We’ve written before about the COMPETES Act, a massive corporate welfare/industrial policy scheme that a bipartisan gaggle of members of Congress are all too eager to pass before the mid-term elections.

But the corporate welfare and industrial policy are just the highlights of what’s wrong about this monster. As Tech Liberation’s Adam Thierer writes, “the COMPETES Act is one of the most ambitious and expensive central planning efforts in American history.”

And yes, that is a very bad thing, in no small part because it runs full in the face of what made America a tech giant in the first place:

Corporatism, cronyism, and profligate pork-barrel spending were not the sources of America’s competitive advantage in digital technology, and top-down planning did not make our digital technology companies global powerhouses.  Instead, we got our innovation culture right for digital technology. First and foremost, our the default regulatory policy for the digital economy was permissionless innovation. No one had to ask anyone for the right to develop all those new digital technologies and online platforms. The Clinton Administration’s 1997 “Framework for Global Electronic Commerce” announced that “governments should encourage industry self-regulation and private sector leadership where possible” and “avoid undue restrictions on electronic commerce.” Second, investors saw that positive policy ecosystem developing and moved quickly to shower entrepreneurs in this sector with unprecedented private venture capital investment. Third, education and career opportunities in these sectors expanded accordingly. Real-time “learning by doing” took place as millions of people learned new digital skillsets on the fly. Kids learned how to code before anyone could even teach them how to type. Most importantly, talented immigrants and foreign investors then came here to take advantage of all this, allowing America to steal away the best and brightest from the rest of the world.

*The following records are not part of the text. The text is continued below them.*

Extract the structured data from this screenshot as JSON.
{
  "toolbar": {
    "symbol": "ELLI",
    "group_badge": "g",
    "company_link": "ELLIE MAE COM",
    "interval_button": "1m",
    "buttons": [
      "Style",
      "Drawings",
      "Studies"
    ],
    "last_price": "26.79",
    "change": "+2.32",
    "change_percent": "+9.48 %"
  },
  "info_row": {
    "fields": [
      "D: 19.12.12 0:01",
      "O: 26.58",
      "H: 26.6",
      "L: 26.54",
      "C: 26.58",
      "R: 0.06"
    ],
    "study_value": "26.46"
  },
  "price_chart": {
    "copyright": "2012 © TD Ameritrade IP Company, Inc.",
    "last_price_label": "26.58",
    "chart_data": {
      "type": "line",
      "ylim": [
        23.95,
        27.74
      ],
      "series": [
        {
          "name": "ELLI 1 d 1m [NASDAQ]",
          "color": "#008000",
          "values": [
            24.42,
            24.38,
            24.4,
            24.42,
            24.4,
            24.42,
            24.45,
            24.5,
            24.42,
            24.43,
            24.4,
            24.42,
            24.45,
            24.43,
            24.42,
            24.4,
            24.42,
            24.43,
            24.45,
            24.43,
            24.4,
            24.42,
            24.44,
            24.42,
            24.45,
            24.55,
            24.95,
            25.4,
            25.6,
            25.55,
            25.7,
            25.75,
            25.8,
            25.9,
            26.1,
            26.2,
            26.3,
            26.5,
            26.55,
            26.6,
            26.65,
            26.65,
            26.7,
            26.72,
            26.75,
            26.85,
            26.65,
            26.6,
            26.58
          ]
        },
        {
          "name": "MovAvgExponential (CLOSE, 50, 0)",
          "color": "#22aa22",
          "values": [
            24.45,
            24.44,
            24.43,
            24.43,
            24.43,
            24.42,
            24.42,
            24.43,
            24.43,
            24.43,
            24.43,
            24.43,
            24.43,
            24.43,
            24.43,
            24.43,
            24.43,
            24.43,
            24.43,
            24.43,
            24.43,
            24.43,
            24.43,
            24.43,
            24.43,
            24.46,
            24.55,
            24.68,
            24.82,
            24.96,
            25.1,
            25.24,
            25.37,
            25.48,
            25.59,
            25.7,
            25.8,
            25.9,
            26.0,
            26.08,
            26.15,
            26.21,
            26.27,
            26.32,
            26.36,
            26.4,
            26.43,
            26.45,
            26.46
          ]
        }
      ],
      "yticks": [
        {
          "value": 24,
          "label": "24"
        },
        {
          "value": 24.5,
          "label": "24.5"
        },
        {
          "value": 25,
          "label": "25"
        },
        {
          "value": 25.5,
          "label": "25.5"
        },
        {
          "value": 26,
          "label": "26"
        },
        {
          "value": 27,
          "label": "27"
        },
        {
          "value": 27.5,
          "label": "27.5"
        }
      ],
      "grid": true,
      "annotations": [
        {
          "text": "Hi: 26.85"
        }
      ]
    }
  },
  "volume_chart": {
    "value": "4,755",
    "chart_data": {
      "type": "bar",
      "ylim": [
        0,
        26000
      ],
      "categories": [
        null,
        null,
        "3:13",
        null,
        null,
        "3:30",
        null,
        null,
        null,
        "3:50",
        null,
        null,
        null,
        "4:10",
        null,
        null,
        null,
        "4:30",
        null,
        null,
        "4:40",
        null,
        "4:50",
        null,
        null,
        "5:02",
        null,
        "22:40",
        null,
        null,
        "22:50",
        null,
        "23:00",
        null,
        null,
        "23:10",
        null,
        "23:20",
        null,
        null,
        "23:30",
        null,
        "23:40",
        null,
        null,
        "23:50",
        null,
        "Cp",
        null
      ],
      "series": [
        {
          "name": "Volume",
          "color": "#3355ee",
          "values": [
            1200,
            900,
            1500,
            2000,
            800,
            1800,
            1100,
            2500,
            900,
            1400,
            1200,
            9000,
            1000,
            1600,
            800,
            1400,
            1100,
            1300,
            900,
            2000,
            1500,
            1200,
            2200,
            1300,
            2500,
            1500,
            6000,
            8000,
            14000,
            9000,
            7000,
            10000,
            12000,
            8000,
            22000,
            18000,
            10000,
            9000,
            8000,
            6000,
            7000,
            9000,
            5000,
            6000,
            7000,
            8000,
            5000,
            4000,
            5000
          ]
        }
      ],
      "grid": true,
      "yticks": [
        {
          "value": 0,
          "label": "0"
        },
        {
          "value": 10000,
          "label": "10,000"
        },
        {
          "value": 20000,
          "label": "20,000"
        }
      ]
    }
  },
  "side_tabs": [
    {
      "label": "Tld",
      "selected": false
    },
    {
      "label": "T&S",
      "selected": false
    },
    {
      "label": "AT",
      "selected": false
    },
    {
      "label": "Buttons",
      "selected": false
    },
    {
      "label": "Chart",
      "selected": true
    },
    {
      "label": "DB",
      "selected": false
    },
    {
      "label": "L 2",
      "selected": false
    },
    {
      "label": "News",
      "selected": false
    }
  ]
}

This constitutes one of the greatest capitalist success stories in human history, and it all happened without targeted, technocratic, top-down industrial policy planning.

There’s a lot more at the link. It’s worth reading to understand just how bad this bill is…and how much harm it will do to our economy, our competitiveness, and our liberty.